How does it happen that Malcolm X walked the yard in the line of fire? By what rule of logic does such an inversion from citizen over government to government over citizen take place? And can it be reversed?

Malcolm X must have pondered that his situation was a contradiction of all that we say is a man and woman’s inherent right. That incarcerated he could not by his free will even expand his lungs to take in fresh air.

How repressed he must have felt in that  situation.  His dawning dreams forced down to the ground and mixed with his base impulses must have caused extreme confusion in his mind.

That kind of confusion can only occur in one’s mind when the concept of freedom is turned inside out by the voice and actions of one’s fears. Such is a life lived out of misdirected attachments to what one falsely concludes are worthy objects of attraction. But if one wants to change, then a decision to change one’s life is a crisis. For an effort by anyone to replace unworthy objects of attraction is full of danger.

To self-motivate is to rise above the gun towers by spiritual force alone. It means not to fear ideas. It means not to fear the capacity to dream. It means to risk death by his choice to be free. 

It is a risk that all courageous men and women have taken throughout history and it is the greatest risk that courageous men and women take to be free today. 

Malcolm X knew that to become free he must fight. He learned that the fight would be spiritual in nature. He knew he had to fight so that he could claim and exercise his inherent natural rights against all oppressive forces.  He knew that it would take not one, two, or even 10 rounds to fight, but that it would take a life time of struggle day in and day out.

 His decision must have made him intuit that any stall or step backward in his struggle would have put him in the line of fire and trigger a shot from the gun tower.

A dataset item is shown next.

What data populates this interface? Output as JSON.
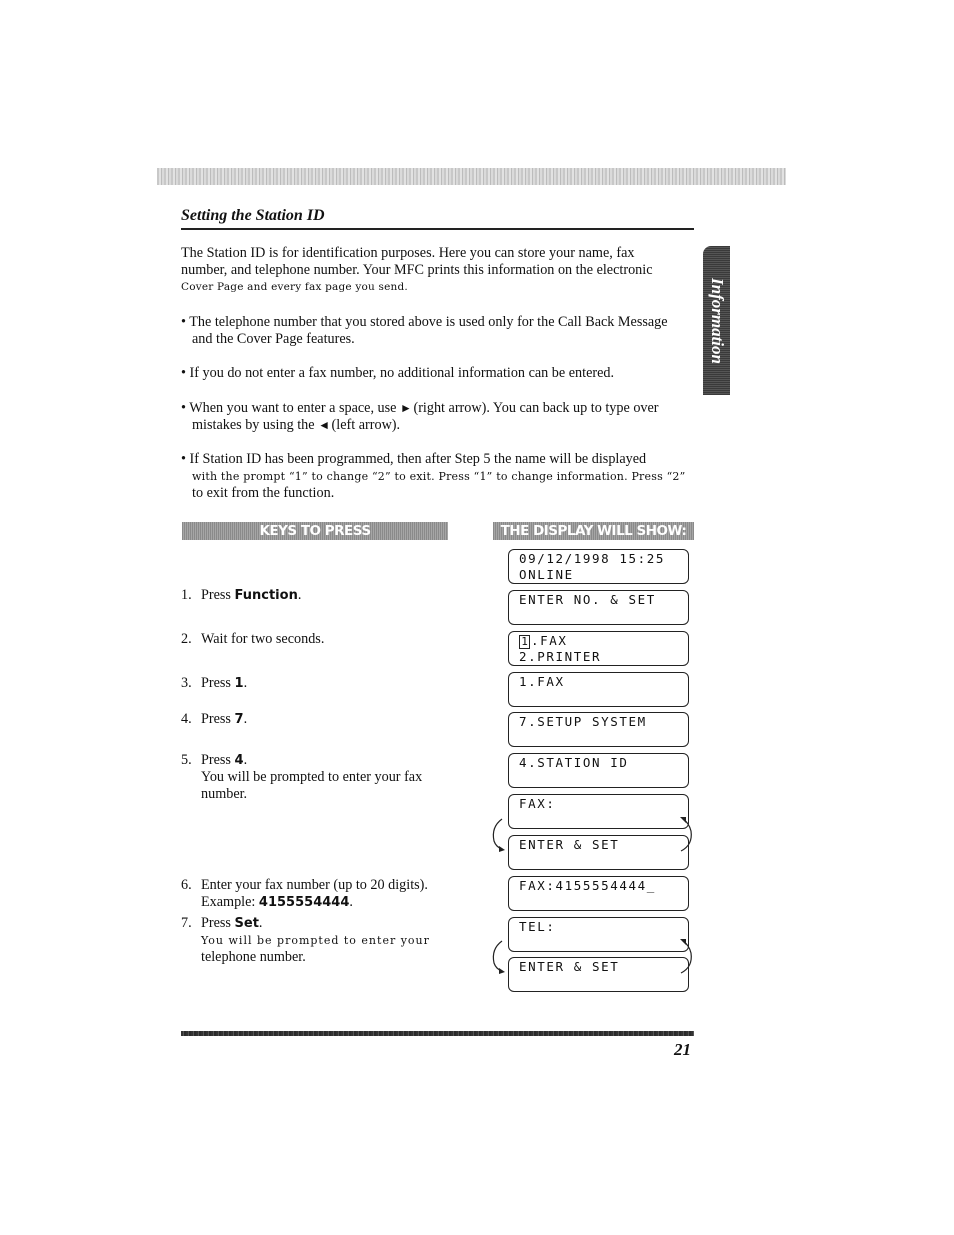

But more importantly, his fight could not be a response to fear nor could it be a fight solely in response to the power of the shooter.

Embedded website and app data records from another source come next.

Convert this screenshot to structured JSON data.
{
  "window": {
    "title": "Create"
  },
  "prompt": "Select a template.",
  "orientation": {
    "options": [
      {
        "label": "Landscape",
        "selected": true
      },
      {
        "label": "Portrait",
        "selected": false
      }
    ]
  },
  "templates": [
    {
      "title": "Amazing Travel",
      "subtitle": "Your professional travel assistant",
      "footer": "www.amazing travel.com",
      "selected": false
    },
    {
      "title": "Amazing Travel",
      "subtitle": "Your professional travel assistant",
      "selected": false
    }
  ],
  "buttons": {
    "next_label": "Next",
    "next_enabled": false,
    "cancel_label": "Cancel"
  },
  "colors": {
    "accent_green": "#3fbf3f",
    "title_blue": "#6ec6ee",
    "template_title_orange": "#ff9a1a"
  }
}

Rather, Malcolm X understood his fight had to emanate from a completely transformed subconscious mind in conjunction with a clear consciousness of freedom and the price which he had chosen to pay so that he could have it. 

You are on the yard, too and you are in for the fight of your life, too.  So, prisoner, have courage and fight. 

 Malcolm X Statue2

 

 

© Copyright 2015 Dr. Steven Nur Ahmed, All rights Reserved. Written For: Earth Colony

Leave a Reply

Your email address will not be published. Required fields are marked *